__DATA LISTING__:

:::

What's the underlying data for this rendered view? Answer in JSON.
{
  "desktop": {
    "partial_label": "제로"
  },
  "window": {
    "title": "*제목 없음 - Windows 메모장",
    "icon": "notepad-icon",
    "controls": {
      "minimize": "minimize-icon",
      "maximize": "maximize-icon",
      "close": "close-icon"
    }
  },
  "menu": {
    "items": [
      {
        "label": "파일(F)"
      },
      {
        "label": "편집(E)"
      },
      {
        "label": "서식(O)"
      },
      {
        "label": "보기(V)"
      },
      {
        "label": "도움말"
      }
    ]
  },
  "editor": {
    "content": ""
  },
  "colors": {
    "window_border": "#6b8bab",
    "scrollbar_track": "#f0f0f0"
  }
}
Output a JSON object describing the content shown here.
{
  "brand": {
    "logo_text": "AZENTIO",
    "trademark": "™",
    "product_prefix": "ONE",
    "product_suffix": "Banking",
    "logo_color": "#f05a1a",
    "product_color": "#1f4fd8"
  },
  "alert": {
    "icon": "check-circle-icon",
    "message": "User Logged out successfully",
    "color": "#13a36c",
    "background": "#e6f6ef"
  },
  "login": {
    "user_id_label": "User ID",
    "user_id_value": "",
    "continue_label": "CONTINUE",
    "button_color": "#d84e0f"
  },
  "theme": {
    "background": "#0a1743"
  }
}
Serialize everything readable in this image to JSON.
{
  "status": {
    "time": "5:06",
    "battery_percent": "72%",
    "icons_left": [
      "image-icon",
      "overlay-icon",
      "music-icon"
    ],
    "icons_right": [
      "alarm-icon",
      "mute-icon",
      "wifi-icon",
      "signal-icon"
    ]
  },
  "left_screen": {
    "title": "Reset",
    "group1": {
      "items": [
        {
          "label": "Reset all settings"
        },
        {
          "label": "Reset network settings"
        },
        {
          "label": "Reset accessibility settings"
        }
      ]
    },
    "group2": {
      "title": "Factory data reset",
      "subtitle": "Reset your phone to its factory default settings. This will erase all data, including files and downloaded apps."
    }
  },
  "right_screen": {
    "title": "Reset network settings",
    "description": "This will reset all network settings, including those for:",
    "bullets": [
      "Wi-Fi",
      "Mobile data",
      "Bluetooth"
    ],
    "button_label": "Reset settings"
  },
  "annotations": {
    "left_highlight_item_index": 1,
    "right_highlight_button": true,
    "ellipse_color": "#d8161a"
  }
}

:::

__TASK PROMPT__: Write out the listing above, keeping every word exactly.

__ANSWER SPACE__:
What's the underlying data for this rendered view? Answer in JSON.
{
  "desktop": {
    "partial_label": "제로"
  },
  "window": {
    "title": "*제목 없음 - Windows 메모장",
    "icon": "notepad-icon",
    "controls": {
      "minimize": "minimize-icon",
      "maximize": "maximize-icon",
      "close": "close-icon"
    }
  },
  "menu": {
    "items": [
      {
        "label": "파일(F)"
      },
      {
        "label": "편집(E)"
      },
      {
        "label": "서식(O)"
      },
      {
        "label": "보기(V)"
      },
      {
        "label": "도움말"
      }
    ]
  },
  "editor": {
    "content": ""
  },
  "colors": {
    "window_border": "#6b8bab",
    "scrollbar_track": "#f0f0f0"
  }
}
Output a JSON object describing the content shown here.
{
  "brand": {
    "logo_text": "AZENTIO",
    "trademark": "™",
    "product_prefix": "ONE",
    "product_suffix": "Banking",
    "logo_color": "#f05a1a",
    "product_color": "#1f4fd8"
  },
  "alert": {
    "icon": "check-circle-icon",
    "message": "User Logged out successfully",
    "color": "#13a36c",
    "background": "#e6f6ef"
  },
  "login": {
    "user_id_label": "User ID",
    "user_id_value": "",
    "continue_label": "CONTINUE",
    "button_color": "#d84e0f"
  },
  "theme": {
    "background": "#0a1743"
  }
}
Serialize everything readable in this image to JSON.
{
  "status": {
    "time": "5:06",
    "battery_percent": "72%",
    "icons_left": [
      "image-icon",
      "overlay-icon",
      "music-icon"
    ],
    "icons_right": [
      "alarm-icon",
      "mute-icon",
      "wifi-icon",
      "signal-icon"
    ]
  },
  "left_screen": {
    "title": "Reset",
    "group1": {
      "items": [
        {
          "label": "Reset all settings"
        },
        {
          "label": "Reset network settings"
        },
        {
          "label": "Reset accessibility settings"
        }
      ]
    },
    "group2": {
      "title": "Factory data reset",
      "subtitle": "Reset your phone to its factory default settings. This will erase all data, including files and downloaded apps."
    }
  },
  "right_screen": {
    "title": "Reset network settings",
    "description": "This will reset all network settings, including those for:",
    "bullets": [
      "Wi-Fi",
      "Mobile data",
      "Bluetooth"
    ],
    "button_label": "Reset settings"
  },
  "annotations": {
    "left_highlight_item_index": 1,
    "right_highlight_button": true,
    "ellipse_color": "#d8161a"
  }
}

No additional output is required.